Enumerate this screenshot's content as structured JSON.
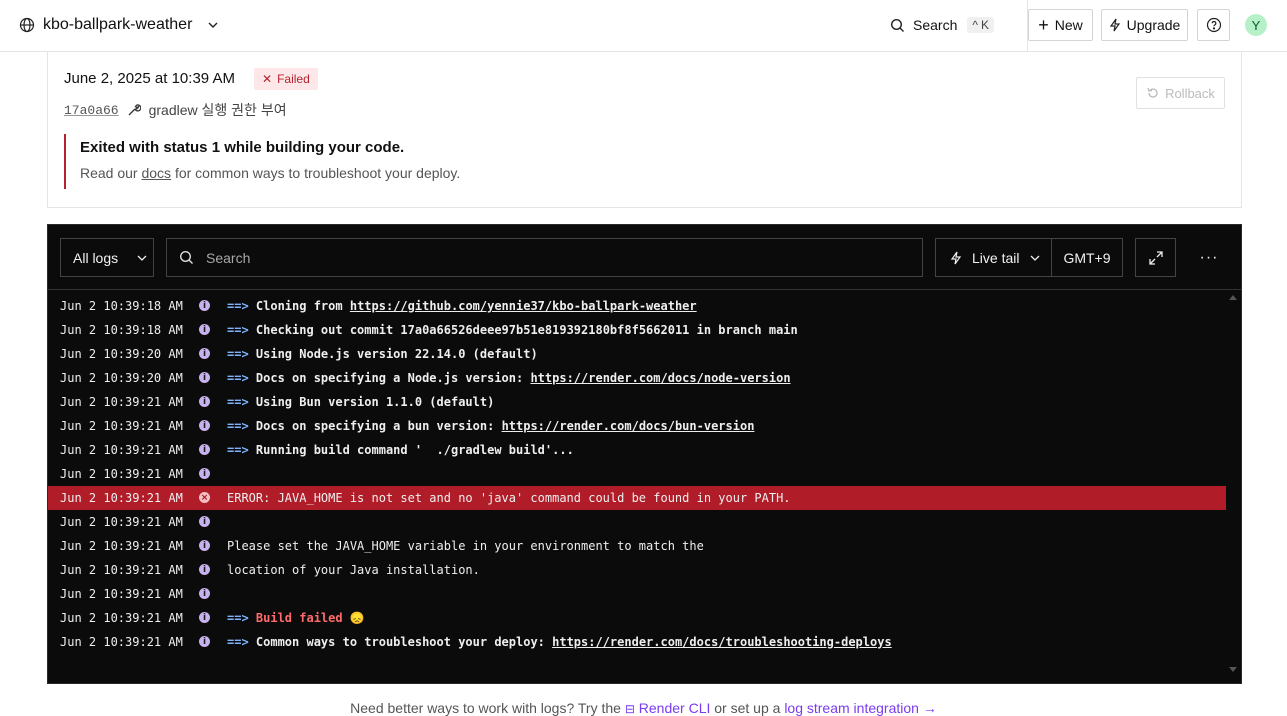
{
  "header": {
    "project_name": "kbo-ballpark-weather",
    "search_label": "Search",
    "search_shortcut": "K",
    "new_label": "New",
    "upgrade_label": "Upgrade",
    "avatar_initial": "Y"
  },
  "deploy": {
    "datetime": "June 2, 2025 at 10:39 AM",
    "status": "Failed",
    "commit_hash": "17a0a66",
    "commit_message": "gradlew 실행 권한 부여",
    "rollback_label": "Rollback",
    "error_title": "Exited with status 1 while building your code.",
    "error_desc_prefix": "Read our ",
    "error_desc_link": "docs",
    "error_desc_suffix": " for common ways to troubleshoot your deploy.",
    "colors": {
      "failed_text": "#b4232c",
      "failed_bg": "#fde7e9"
    }
  },
  "logs": {
    "filter_label": "All logs",
    "search_placeholder": "Search",
    "live_tail_label": "Live tail",
    "timezone": "GMT+9",
    "more_label": "···",
    "lines": [
      {
        "ts": "Jun 2 10:39:18 AM",
        "level": "info",
        "arrow": "==>",
        "text": " Cloning from ",
        "link": "https://github.com/yennie37/kbo-ballpark-weather"
      },
      {
        "ts": "Jun 2 10:39:18 AM",
        "level": "info",
        "arrow": "==>",
        "text": " Checking out commit 17a0a66526deee97b51e819392180bf8f5662011 in branch main",
        "link": ""
      },
      {
        "ts": "Jun 2 10:39:20 AM",
        "level": "info",
        "arrow": "==>",
        "text": " Using Node.js version 22.14.0 (default)",
        "link": ""
      },
      {
        "ts": "Jun 2 10:39:20 AM",
        "level": "info",
        "arrow": "==>",
        "text": " Docs on specifying a Node.js version: ",
        "link": "https://render.com/docs/node-version"
      },
      {
        "ts": "Jun 2 10:39:21 AM",
        "level": "info",
        "arrow": "==>",
        "text": " Using Bun version 1.1.0 (default)",
        "link": ""
      },
      {
        "ts": "Jun 2 10:39:21 AM",
        "level": "info",
        "arrow": "==>",
        "text": " Docs on specifying a bun version: ",
        "link": "https://render.com/docs/bun-version"
      },
      {
        "ts": "Jun 2 10:39:21 AM",
        "level": "info",
        "arrow": "==>",
        "text": " Running build command '  ./gradlew build'...",
        "link": ""
      },
      {
        "ts": "Jun 2 10:39:21 AM",
        "level": "info",
        "arrow": "",
        "text": "",
        "link": ""
      },
      {
        "ts": "Jun 2 10:39:21 AM",
        "level": "error",
        "arrow": "",
        "text": "ERROR: JAVA_HOME is not set and no 'java' command could be found in your PATH.",
        "link": ""
      },
      {
        "ts": "Jun 2 10:39:21 AM",
        "level": "info",
        "arrow": "",
        "text": "",
        "link": ""
      },
      {
        "ts": "Jun 2 10:39:21 AM",
        "level": "info",
        "arrow": "",
        "text": "Please set the JAVA_HOME variable in your environment to match the",
        "link": ""
      },
      {
        "ts": "Jun 2 10:39:21 AM",
        "level": "info",
        "arrow": "",
        "text": "location of your Java installation.",
        "link": ""
      },
      {
        "ts": "Jun 2 10:39:21 AM",
        "level": "info",
        "arrow": "",
        "text": "",
        "link": ""
      },
      {
        "ts": "Jun 2 10:39:21 AM",
        "level": "info",
        "arrow": "==>",
        "text": " Build failed 😞",
        "link": "",
        "failed": true
      },
      {
        "ts": "Jun 2 10:39:21 AM",
        "level": "info",
        "arrow": "==>",
        "text": " Common ways to troubleshoot your deploy: ",
        "link": "https://render.com/docs/troubleshooting-deploys"
      }
    ]
  },
  "footer": {
    "prefix": "Need better ways to work with logs? Try the ",
    "cli_label": "Render CLI",
    "middle": " or set up a ",
    "stream_label": "log stream integration →"
  }
}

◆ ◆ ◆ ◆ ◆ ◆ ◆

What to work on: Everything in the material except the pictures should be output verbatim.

Solved problem:
Enumerate this screenshot's content as structured JSON.
{
  "header": {
    "project_name": "kbo-ballpark-weather",
    "search_label": "Search",
    "search_shortcut": "K",
    "new_label": "New",
    "upgrade_label": "Upgrade",
    "avatar_initial": "Y"
  },
  "deploy": {
    "datetime": "June 2, 2025 at 10:39 AM",
    "status": "Failed",
    "commit_hash": "17a0a66",
    "commit_message": "gradlew 실행 권한 부여",
    "rollback_label": "Rollback",
    "error_title": "Exited with status 1 while building your code.",
    "error_desc_prefix": "Read our ",
    "error_desc_link": "docs",
    "error_desc_suffix": " for common ways to troubleshoot your deploy.",
    "colors": {
      "failed_text": "#b4232c",
      "failed_bg": "#fde7e9"
    }
  },
  "logs": {
    "filter_label": "All logs",
    "search_placeholder": "Search",
    "live_tail_label": "Live tail",
    "timezone": "GMT+9",
    "more_label": "···",
    "lines": [
      {
        "ts": "Jun 2 10:39:18 AM",
        "level": "info",
        "arrow": "==>",
        "text": " Cloning from ",
        "link": "https://github.com/yennie37/kbo-ballpark-weather"
      },
      {
        "ts": "Jun 2 10:39:18 AM",
        "level": "info",
        "arrow": "==>",
        "text": " Checking out commit 17a0a66526deee97b51e819392180bf8f5662011 in branch main",
        "link": ""
      },
      {
        "ts": "Jun 2 10:39:20 AM",
        "level": "info",
        "arrow": "==>",
        "text": " Using Node.js version 22.14.0 (default)",
        "link": ""
      },
      {
        "ts": "Jun 2 10:39:20 AM",
        "level": "info",
        "arrow": "==>",
        "text": " Docs on specifying a Node.js version: ",
        "link": "https://render.com/docs/node-version"
      },
      {
        "ts": "Jun 2 10:39:21 AM",
        "level": "info",
        "arrow": "==>",
        "text": " Using Bun version 1.1.0 (default)",
        "link": ""
      },
      {
        "ts": "Jun 2 10:39:21 AM",
        "level": "info",
        "arrow": "==>",
        "text": " Docs on specifying a bun version: ",
        "link": "https://render.com/docs/bun-version"
      },
      {
        "ts": "Jun 2 10:39:21 AM",
        "level": "info",
        "arrow": "==>",
        "text": " Running build command '  ./gradlew build'...",
        "link": ""
      },
      {
        "ts": "Jun 2 10:39:21 AM",
        "level": "info",
        "arrow": "",
        "text": "",
        "link": ""
      },
      {
        "ts": "Jun 2 10:39:21 AM",
        "level": "error",
        "arrow": "",
        "text": "ERROR: JAVA_HOME is not set and no 'java' command could be found in your PATH.",
        "link": ""
      },
      {
        "ts": "Jun 2 10:39:21 AM",
        "level": "info",
        "arrow": "",
        "text": "",
        "link": ""
      },
      {
        "ts": "Jun 2 10:39:21 AM",
        "level": "info",
        "arrow": "",
        "text": "Please set the JAVA_HOME variable in your environment to match the",
        "link": ""
      },
      {
        "ts": "Jun 2 10:39:21 AM",
        "level": "info",
        "arrow": "",
        "text": "location of your Java installation.",
        "link": ""
      },
      {
        "ts": "Jun 2 10:39:21 AM",
        "level": "info",
        "arrow": "",
        "text": "",
        "link": ""
      },
      {
        "ts": "Jun 2 10:39:21 AM",
        "level": "info",
        "arrow": "==>",
        "text": " Build failed 😞",
        "link": "",
        "failed": true
      },
      {
        "ts": "Jun 2 10:39:21 AM",
        "level": "info",
        "arrow": "==>",
        "text": " Common ways to troubleshoot your deploy: ",
        "link": "https://render.com/docs/troubleshooting-deploys"
      }
    ]
  },
  "footer": {
    "prefix": "Need better ways to work with logs? Try the ",
    "cli_label": "Render CLI",
    "middle": " or set up a ",
    "stream_label": "log stream integration →"
  }
}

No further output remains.